BEGIN Available data

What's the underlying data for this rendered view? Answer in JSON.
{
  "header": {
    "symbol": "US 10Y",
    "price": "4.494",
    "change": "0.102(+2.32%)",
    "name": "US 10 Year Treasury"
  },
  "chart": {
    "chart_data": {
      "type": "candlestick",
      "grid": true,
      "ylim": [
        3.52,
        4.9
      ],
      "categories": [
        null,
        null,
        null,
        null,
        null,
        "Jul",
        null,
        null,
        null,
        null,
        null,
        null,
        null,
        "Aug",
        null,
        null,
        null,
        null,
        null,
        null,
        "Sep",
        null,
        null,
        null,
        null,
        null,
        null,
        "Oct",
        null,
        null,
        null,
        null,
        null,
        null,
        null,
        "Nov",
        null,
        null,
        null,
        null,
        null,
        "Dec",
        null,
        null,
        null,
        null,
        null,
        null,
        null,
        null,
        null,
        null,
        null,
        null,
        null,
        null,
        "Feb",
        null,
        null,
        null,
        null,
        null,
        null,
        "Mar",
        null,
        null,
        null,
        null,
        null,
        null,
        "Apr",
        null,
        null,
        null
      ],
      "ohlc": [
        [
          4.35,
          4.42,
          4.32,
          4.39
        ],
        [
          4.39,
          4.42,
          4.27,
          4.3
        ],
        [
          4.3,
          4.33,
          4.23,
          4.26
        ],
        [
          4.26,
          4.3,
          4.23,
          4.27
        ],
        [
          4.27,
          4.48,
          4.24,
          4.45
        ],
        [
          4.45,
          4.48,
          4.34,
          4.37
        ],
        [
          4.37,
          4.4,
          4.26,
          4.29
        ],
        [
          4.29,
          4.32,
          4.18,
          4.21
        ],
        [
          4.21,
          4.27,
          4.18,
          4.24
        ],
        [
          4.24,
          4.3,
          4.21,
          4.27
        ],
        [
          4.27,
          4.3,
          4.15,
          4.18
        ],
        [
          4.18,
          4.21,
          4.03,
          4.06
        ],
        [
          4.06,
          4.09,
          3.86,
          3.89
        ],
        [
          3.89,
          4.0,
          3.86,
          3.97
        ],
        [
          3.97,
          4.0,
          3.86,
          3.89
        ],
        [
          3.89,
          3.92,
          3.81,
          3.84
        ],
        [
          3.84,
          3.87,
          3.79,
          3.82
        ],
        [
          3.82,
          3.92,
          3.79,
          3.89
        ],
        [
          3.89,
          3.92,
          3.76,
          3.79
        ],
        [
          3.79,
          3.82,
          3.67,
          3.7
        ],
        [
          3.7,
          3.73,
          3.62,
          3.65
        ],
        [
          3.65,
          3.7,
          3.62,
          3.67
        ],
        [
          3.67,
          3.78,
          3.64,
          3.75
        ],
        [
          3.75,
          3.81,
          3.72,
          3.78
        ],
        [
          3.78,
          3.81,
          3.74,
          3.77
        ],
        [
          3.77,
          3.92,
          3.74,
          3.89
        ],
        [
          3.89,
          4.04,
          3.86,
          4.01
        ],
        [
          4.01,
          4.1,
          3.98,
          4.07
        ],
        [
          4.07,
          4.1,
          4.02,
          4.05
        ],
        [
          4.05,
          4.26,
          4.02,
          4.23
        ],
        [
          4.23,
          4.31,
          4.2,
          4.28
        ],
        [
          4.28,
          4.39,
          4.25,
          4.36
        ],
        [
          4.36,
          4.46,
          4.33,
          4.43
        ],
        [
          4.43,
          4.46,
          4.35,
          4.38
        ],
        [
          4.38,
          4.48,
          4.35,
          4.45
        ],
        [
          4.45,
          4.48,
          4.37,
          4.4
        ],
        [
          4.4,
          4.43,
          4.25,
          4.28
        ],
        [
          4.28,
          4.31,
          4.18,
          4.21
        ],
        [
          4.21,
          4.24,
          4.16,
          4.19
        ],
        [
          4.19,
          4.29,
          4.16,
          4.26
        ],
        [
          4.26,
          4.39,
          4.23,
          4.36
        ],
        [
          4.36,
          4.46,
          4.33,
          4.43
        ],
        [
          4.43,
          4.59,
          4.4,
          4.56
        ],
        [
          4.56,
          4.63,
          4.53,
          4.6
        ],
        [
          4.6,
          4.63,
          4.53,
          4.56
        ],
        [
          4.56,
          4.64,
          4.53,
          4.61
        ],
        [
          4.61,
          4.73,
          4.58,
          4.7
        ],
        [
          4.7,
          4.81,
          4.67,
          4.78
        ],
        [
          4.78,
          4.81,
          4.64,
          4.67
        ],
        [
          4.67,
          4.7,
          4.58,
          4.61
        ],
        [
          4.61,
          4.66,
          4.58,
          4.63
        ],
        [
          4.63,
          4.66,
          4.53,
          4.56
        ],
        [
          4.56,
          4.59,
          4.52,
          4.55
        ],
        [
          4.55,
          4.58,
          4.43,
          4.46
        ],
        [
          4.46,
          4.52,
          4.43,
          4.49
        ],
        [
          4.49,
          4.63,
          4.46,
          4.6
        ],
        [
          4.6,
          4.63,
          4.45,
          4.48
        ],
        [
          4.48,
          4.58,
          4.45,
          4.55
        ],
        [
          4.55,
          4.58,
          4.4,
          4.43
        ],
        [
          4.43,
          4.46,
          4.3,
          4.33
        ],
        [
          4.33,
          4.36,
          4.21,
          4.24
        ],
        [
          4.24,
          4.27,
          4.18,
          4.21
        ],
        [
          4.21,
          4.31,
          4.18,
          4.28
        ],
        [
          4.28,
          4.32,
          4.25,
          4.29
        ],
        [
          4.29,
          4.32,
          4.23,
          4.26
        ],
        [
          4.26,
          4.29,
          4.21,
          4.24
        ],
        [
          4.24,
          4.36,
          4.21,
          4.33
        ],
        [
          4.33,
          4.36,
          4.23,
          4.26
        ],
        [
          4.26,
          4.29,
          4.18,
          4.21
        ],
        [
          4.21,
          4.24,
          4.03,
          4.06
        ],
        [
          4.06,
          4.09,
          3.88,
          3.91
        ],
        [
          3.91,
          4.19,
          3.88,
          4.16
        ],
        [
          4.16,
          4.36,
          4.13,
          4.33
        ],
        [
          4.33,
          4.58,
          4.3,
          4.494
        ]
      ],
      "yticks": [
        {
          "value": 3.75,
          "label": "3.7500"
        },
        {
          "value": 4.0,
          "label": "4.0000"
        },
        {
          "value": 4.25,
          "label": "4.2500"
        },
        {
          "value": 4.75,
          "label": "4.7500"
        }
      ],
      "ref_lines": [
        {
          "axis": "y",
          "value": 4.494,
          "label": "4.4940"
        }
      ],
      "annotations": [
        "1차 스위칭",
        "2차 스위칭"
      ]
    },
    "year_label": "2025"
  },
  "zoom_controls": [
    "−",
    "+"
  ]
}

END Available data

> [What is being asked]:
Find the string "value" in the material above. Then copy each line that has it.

> [Solved problem]:
          "value": 3.75,
          "value": 4.0,
          "value": 4.25,
          "value": 4.75,
          "value": 4.494,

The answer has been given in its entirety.